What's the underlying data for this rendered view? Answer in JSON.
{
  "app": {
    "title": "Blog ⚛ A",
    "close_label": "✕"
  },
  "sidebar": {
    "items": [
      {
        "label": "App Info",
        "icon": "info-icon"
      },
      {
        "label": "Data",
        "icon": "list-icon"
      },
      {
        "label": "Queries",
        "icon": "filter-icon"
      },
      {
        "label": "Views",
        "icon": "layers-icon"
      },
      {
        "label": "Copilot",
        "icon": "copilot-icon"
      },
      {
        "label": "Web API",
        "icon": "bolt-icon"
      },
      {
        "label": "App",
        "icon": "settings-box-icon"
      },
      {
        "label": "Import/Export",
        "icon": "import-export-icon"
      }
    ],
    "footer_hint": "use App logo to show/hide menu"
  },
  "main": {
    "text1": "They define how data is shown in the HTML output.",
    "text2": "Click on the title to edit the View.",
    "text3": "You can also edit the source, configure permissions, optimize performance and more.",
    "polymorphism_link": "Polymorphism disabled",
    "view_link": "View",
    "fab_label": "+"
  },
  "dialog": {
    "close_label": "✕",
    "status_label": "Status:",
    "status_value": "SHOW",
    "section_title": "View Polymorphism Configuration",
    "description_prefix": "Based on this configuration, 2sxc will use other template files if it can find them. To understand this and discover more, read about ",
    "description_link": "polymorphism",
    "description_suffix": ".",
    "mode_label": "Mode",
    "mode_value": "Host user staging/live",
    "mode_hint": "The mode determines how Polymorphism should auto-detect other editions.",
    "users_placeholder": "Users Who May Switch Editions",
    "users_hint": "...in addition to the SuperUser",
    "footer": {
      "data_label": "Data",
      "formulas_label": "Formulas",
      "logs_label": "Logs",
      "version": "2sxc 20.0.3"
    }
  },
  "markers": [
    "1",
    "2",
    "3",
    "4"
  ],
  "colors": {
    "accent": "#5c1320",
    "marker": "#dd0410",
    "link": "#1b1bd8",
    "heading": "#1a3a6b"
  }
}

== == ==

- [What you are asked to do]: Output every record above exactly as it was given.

- [Answer section]:
What's the underlying data for this rendered view? Answer in JSON.
{
  "app": {
    "title": "Blog ⚛ A",
    "close_label": "✕"
  },
  "sidebar": {
    "items": [
      {
        "label": "App Info",
        "icon": "info-icon"
      },
      {
        "label": "Data",
        "icon": "list-icon"
      },
      {
        "label": "Queries",
        "icon": "filter-icon"
      },
      {
        "label": "Views",
        "icon": "layers-icon"
      },
      {
        "label": "Copilot",
        "icon": "copilot-icon"
      },
      {
        "label": "Web API",
        "icon": "bolt-icon"
      },
      {
        "label": "App",
        "icon": "settings-box-icon"
      },
      {
        "label": "Import/Export",
        "icon": "import-export-icon"
      }
    ],
    "footer_hint": "use App logo to show/hide menu"
  },
  "main": {
    "text1": "They define how data is shown in the HTML output.",
    "text2": "Click on the title to edit the View.",
    "text3": "You can also edit the source, configure permissions, optimize performance and more.",
    "polymorphism_link": "Polymorphism disabled",
    "view_link": "View",
    "fab_label": "+"
  },
  "dialog": {
    "close_label": "✕",
    "status_label": "Status:",
    "status_value": "SHOW",
    "section_title": "View Polymorphism Configuration",
    "description_prefix": "Based on this configuration, 2sxc will use other template files if it can find them. To understand this and discover more, read about ",
    "description_link": "polymorphism",
    "description_suffix": ".",
    "mode_label": "Mode",
    "mode_value": "Host user staging/live",
    "mode_hint": "The mode determines how Polymorphism should auto-detect other editions.",
    "users_placeholder": "Users Who May Switch Editions",
    "users_hint": "...in addition to the SuperUser",
    "footer": {
      "data_label": "Data",
      "formulas_label": "Formulas",
      "logs_label": "Logs",
      "version": "2sxc 20.0.3"
    }
  },
  "markers": [
    "1",
    "2",
    "3",
    "4"
  ],
  "colors": {
    "accent": "#5c1320",
    "marker": "#dd0410",
    "link": "#1b1bd8",
    "heading": "#1a3a6b"
  }
}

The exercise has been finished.